Puskas added that he feels encouraging people call 911 to report the homeless is not the right approach.
"I think that's a misuse of the 911 service to begin with because that's mostly just for emergencies, not for reporting if you're suspicious of somebody," he said.
"I think that would be a negative effect for the Inuit community. It really doesn't help things get better."
Montreal police did not return a request for comment on Wednesday.

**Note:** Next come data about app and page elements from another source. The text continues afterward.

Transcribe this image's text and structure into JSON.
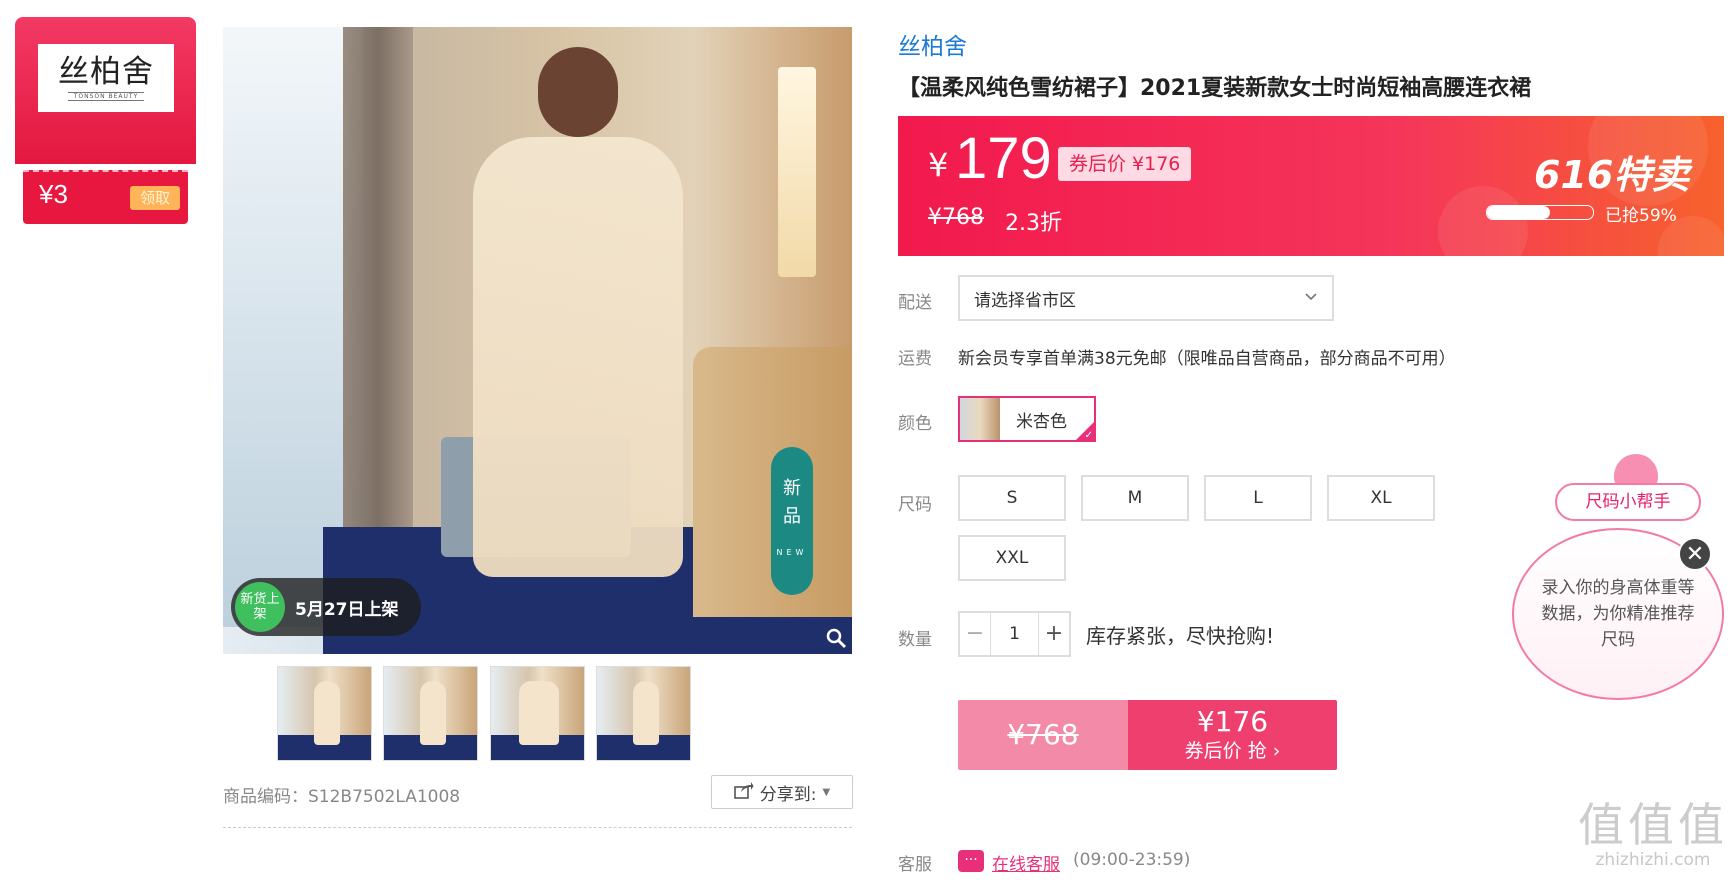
{
  "coupon": {
    "brand_logo": "丝柏舍",
    "brand_logo_sub": "TONSON BEAUTY",
    "amount": "¥3",
    "claim_label": "领取"
  },
  "gallery": {
    "new_badge": "新货上架",
    "new_date": "5月27日上架",
    "new_tag_cn_1": "新",
    "new_tag_cn_2": "品",
    "new_tag_en": "NEW",
    "thumbnails": [
      "thumb-1",
      "thumb-2",
      "thumb-3",
      "thumb-4"
    ]
  },
  "product": {
    "brand": "丝柏舍",
    "title": "【温柔风纯色雪纺裙子】2021夏装新款女士时尚短袖高腰连衣裙",
    "code_label": "商品编码：",
    "code_value": "S12B7502LA1008",
    "share_label": "分享到:"
  },
  "price": {
    "symbol": "¥",
    "current": "179",
    "after_coupon": "券后价 ¥176",
    "original": "¥768",
    "discount": "2.3折",
    "promo_title": "616特卖",
    "sold_text": "已抢59%",
    "sold_fraction": 0.59
  },
  "delivery": {
    "label": "配送",
    "placeholder": "请选择省市区"
  },
  "shipping": {
    "label": "运费",
    "text": "新会员专享首单满38元免邮（限唯品自营商品，部分商品不可用）"
  },
  "color": {
    "label": "颜色",
    "selected": "米杏色"
  },
  "size": {
    "label": "尺码",
    "options": [
      "S",
      "M",
      "L",
      "XL",
      "XXL"
    ]
  },
  "quantity": {
    "label": "数量",
    "value": "1",
    "minus": "−",
    "plus": "+",
    "stock_text": "库存紧张，尽快抢购!"
  },
  "buy": {
    "original": "¥768",
    "price": "¥176",
    "sub_label": "券后价 抢 ›"
  },
  "service": {
    "label": "客服",
    "link": "在线客服",
    "hours": "(09:00-23:59)"
  },
  "size_helper": {
    "title": "尺码小帮手",
    "text": "录入你的身高体重等数据，为你精准推荐尺码",
    "close": "✕"
  },
  "watermark": {
    "main": "值值值",
    "sub": "zhizhizhi.com"
  },
  "colors": {
    "accent_pink": "#e8307a",
    "banner_red": "#f2194d",
    "brand_blue": "#1d7ad6"
  }
}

A spokesperson said they are looking into the matter.
with files from CBC Montreal's Daybreak